The proportion of people either working or looking for work fell to 62.8 percent, matching a nearly 36-year low. Last month's expiration of extended unemployment benefits for 1.3 million Americans could accelerate that trend if many of them stop looking for work. They had been required to look for work in order to receive benefits.

The stock market fell in early trading. The Dow Jones industrial average dropped 46 points to 16,398 . And the yield on the 10-year Treasury note fell to 2.88 percent from 2.97 late Thursday.

It's unclear whether the sharp hiring slowdown might lead the Federal Reserve to rethink its plan to slow stimulus efforts. The Fed decided last month to pare its monthly bond purchases, which have been designed to lower interest rates to spur borrowing and spending.

"I don't think the Fed is going to be panicked by this," said Joel Naroff, president of Naroff Economic Advisors.

Naroff suggested that the 6.7 percent unemployment rate — a drop of more than a full percentage point since 2013 began — will eventually lead many employers to raise wages.

"It doesn't change what they're thinking," Naroff said of the Fed.

Many economists said they would want to see more data before concluding that the economy had lost momentum.

"We stop short of making larger observations based on this number," said Dan Greenhaus, chief global strategist at brokerage firm BTIG. "The economy, based on any number of other indicators, has been picking up steam of late which makes today's number..curious."

Unusually cold weather might have slowed hiring in December. Construction companies, which are heavily dependent on weather conditions, cut 16,000 jobs, the biggest drop in 20 months.

Michael Hanson, an economist at Bank of America Merrill Lynch, estimated that the cold weather lowered hiring by about 75,000 jobs.

It would still be a weak report even if those jobs were added back in, Hanson said. But he cautioned against reading too much into a single month's jobs report.

"It's a warning sign that things maybe weren't as strong as we thought," Hanson said. But "it's really hard to make an inference from one number."

Other economists were also skeptical. Mark Vitner of Wells Fargo noted that several industries reported unusually steep job losses. Accounting and bookkeeping services, for example, lost 24,700 jobs, the most in nearly 11 years.

And performing arts and spectator sports cut 11,600, the most in 2½ years.
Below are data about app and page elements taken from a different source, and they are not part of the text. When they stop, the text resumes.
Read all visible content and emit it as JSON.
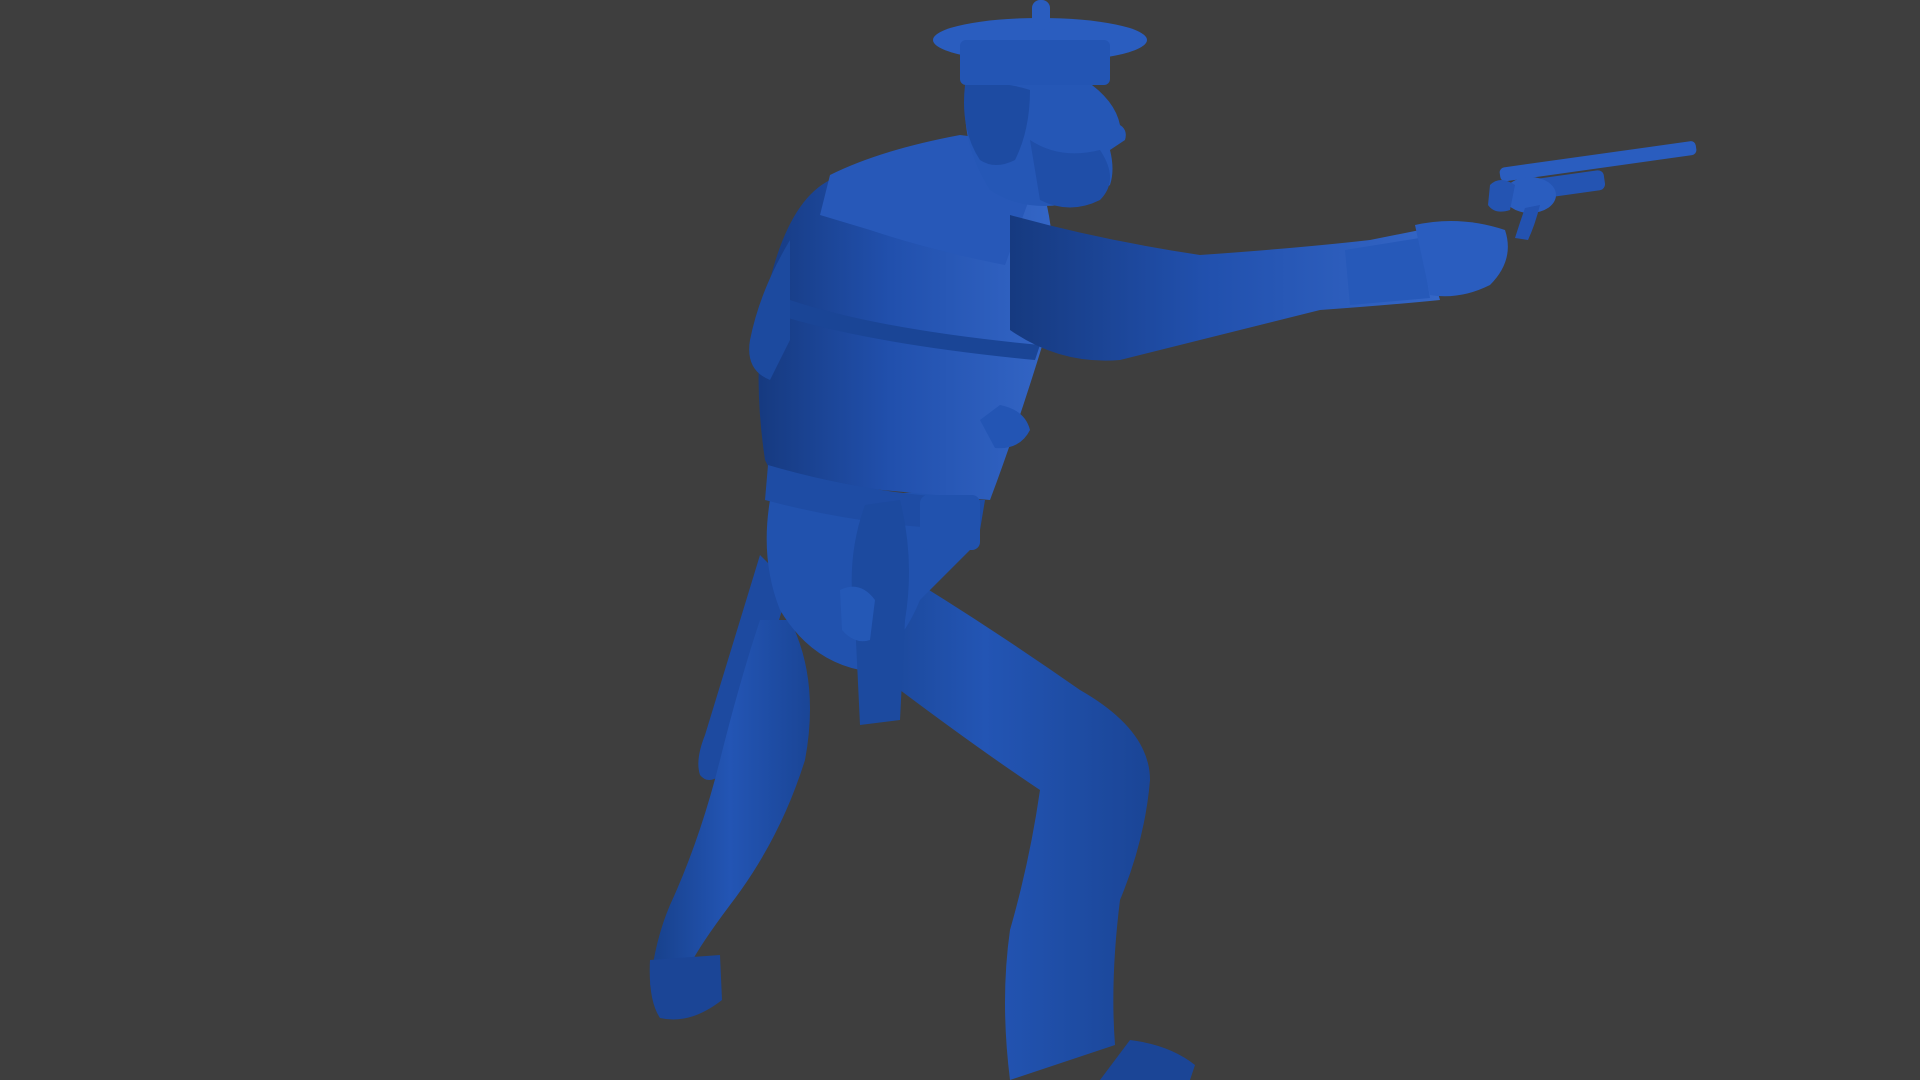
{
  "viewport": {
    "background_color": "#3e3e3e"
  },
  "model": {
    "subject": "sculpted-figure",
    "base_color": "#2150ad",
    "shadow_color": "#163a80",
    "highlight_color": "#3a6fd0"
  }
}
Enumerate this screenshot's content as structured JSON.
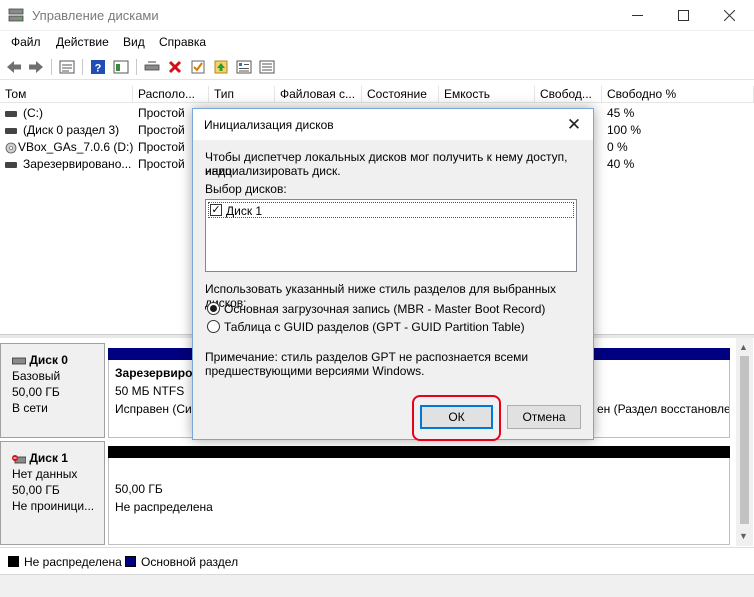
{
  "window": {
    "title": "Управление дисками",
    "icon": "disk-management-icon",
    "controls": [
      "minimize-icon",
      "maximize-icon",
      "close-icon"
    ]
  },
  "menu": [
    "Файл",
    "Действие",
    "Вид",
    "Справка"
  ],
  "toolbar": [
    "back-arrow-icon",
    "forward-arrow-icon",
    "properties-icon",
    "help-icon",
    "view-icon",
    "connect-disk-icon",
    "delete-icon",
    "check-icon",
    "upload-icon",
    "list-icon"
  ],
  "volumes": {
    "columns": [
      "Том",
      "Располо...",
      "Тип",
      "Файловая с...",
      "Состояние",
      "Емкость",
      "Свобод...",
      "Свободно %"
    ],
    "rows": [
      {
        "name": "(C:)",
        "layout": "Простой",
        "free_pct": "45 %"
      },
      {
        "name": "(Диск 0 раздел 3)",
        "layout": "Простой",
        "free_pct": "100 %"
      },
      {
        "name": "VBox_GAs_7.0.6 (D:)",
        "layout": "Простой",
        "free_pct": "0 %"
      },
      {
        "name": "Зарезервировано...",
        "layout": "Простой",
        "free_pct": "40 %"
      }
    ]
  },
  "disks": [
    {
      "name": "Диск 0",
      "type": "Базовый",
      "size": "50,00 ГБ",
      "status": "В сети",
      "partition": {
        "label": "Зарезервиро",
        "size": "50 МБ NTFS",
        "status": "Исправен (Сис"
      },
      "right_partition_status": "ен (Раздел восстановле"
    },
    {
      "name": "Диск 1",
      "type": "Нет данных",
      "size": "50,00 ГБ",
      "status": "Не проиници...",
      "partition": {
        "size": "50,00 ГБ",
        "status": "Не распределена"
      }
    }
  ],
  "legend": [
    {
      "label": "Не распределена",
      "color": "#000000"
    },
    {
      "label": "Основной раздел",
      "color": "#000080"
    }
  ],
  "dialog": {
    "title": "Инициализация дисков",
    "intro_line1": "Чтобы диспетчер локальных дисков мог получить к нему доступ, надо",
    "intro_line2": "инициализировать диск.",
    "select_label": "Выбор дисков:",
    "disk_item": "Диск 1",
    "disk_item_checked": true,
    "style_label": "Использовать указанный ниже стиль разделов для выбранных дисков:",
    "option_mbr": "Основная загрузочная запись (MBR - Master Boot Record)",
    "option_gpt": "Таблица с GUID разделов (GPT - GUID Partition Table)",
    "selected_option": "mbr",
    "note_line1": "Примечание: стиль разделов GPT не распознается всеми",
    "note_line2": "предшествующими версиями Windows.",
    "ok_label": "ОК",
    "cancel_label": "Отмена"
  },
  "colors": {
    "primary_partition": "#000080",
    "unallocated": "#000000",
    "highlight": "#e8001c",
    "focus": "#0078d7"
  }
}
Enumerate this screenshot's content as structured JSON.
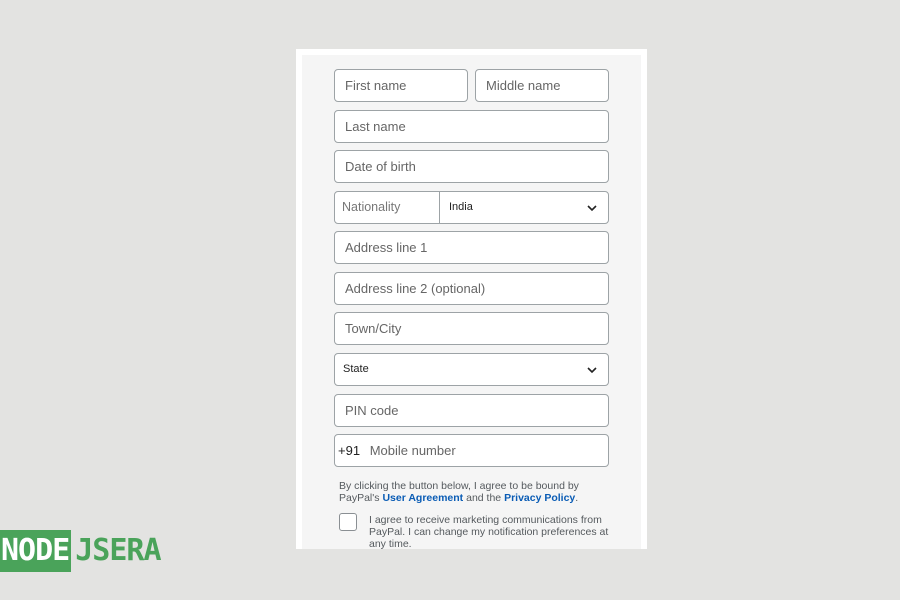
{
  "form": {
    "first_name_placeholder": "First name",
    "middle_name_placeholder": "Middle name",
    "last_name_placeholder": "Last name",
    "dob_placeholder": "Date of birth",
    "nationality_label": "Nationality",
    "nationality_value": "India",
    "address1_placeholder": "Address line 1",
    "address2_placeholder": "Address line 2 (optional)",
    "town_placeholder": "Town/City",
    "state_value": "State",
    "pin_placeholder": "PIN code",
    "phone_prefix": "+91",
    "mobile_placeholder": "Mobile number"
  },
  "legal": {
    "text_before": "By clicking the button below, I agree to be bound by PayPal's ",
    "user_agreement_link": "User Agreement",
    "text_middle": " and the ",
    "privacy_link": "Privacy Policy",
    "text_after": "."
  },
  "marketing": {
    "text": "I agree to receive marketing communications from PayPal. I can change my notification preferences at any time."
  },
  "logo": {
    "part1": "NODE",
    "part2": "JSERA"
  },
  "colors": {
    "background": "#e3e3e1",
    "link": "#0a5cb5",
    "logo_green": "#4aa35a",
    "footer_bar": "#1b2f63"
  }
}
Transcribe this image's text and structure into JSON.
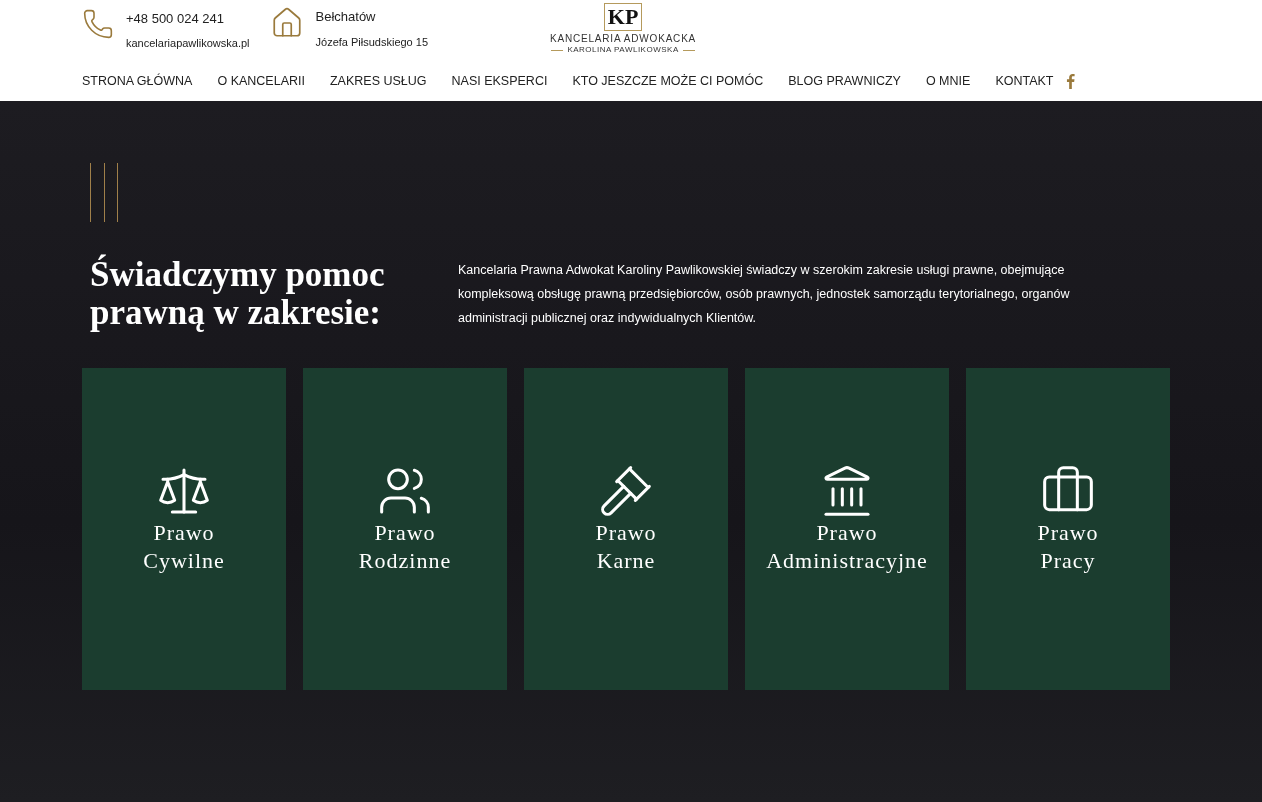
{
  "contact": {
    "phone": "+48 500 024 241",
    "email": "kancelariapawlikowska.pl",
    "city": "Bełchatów",
    "address": "Józefa Piłsudskiego 15"
  },
  "logo": {
    "monogram": "KP",
    "name": "KANCELARIA ADWOKACKA",
    "owner": "KAROLINA PAWLIKOWSKA"
  },
  "nav": [
    "STRONA GŁÓWNA",
    "O KANCELARII",
    "ZAKRES USŁUG",
    "NASI EKSPERCI",
    "KTO JESZCZE MOŻE CI POMÓC",
    "BLOG PRAWNICZY",
    "O MNIE",
    "KONTAKT"
  ],
  "heading": [
    "Świadczymy pomoc",
    "prawną w zakresie:"
  ],
  "intro": "Kancelaria Prawna Adwokat Karoliny Pawlikowskiej świadczy w szerokim zakresie usługi prawne, obejmujące kompleksową obsługę prawną przedsiębiorców, osób prawnych, jednostek samorządu terytorialnego, organów administracji publicznej oraz indywidualnych Klientów.",
  "services": [
    {
      "kind": "scales",
      "title": [
        "Prawo",
        "Cywilne"
      ]
    },
    {
      "kind": "family",
      "title": [
        "Prawo",
        "Rodzinne"
      ]
    },
    {
      "kind": "gavel",
      "title": [
        "Prawo",
        "Karne"
      ]
    },
    {
      "kind": "building",
      "title": [
        "Prawo",
        "Administracyjne"
      ]
    },
    {
      "kind": "briefcase",
      "title": [
        "Prawo",
        "Pracy"
      ]
    }
  ]
}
The movie industry shed 13,700 jobs.

"These are not the areas that tend to sway the employment report," Vitner said.

Health care cut 6,000 positions, that industry's first monthly cut in 10 years. It could raise questions about the effect of President Barack Obama's health care reform.

Vitner noted that health care layoffs had been announced over the fall and that these figures appear to be "genuine."

Transportation and warehousing cut some jobs, suggesting that shippers hired fewer workers for the holidays. Governments cut 13,000 positions.

Despite December's sharp slowdown, monthly job gains averaged 182,000 last year, nearly matching the average monthly gains for the previous two years.

One bright spot was manufacturing. Factories added 9,000 positions, the fifth straight gain. Still, that's down from 31,000 in November. Retailers added 55,000 jobs.

Recent data have painted a picture of an economy on the steady rise. Exports hit a record level in November, lowering the U.S. trade deficit. Businesses have ordered more manufactured goods. Auto sales reached a six-year high in 2013.

Analysts now estimate that the economy expanded at a healthy annual rate of 3 percent to 3.5 percent in the October-December quarter. That's up from earlier forecasts of a 2 percent rate or less. It would follow a strong 4.1 percent growth rate reported for the July-September quarter.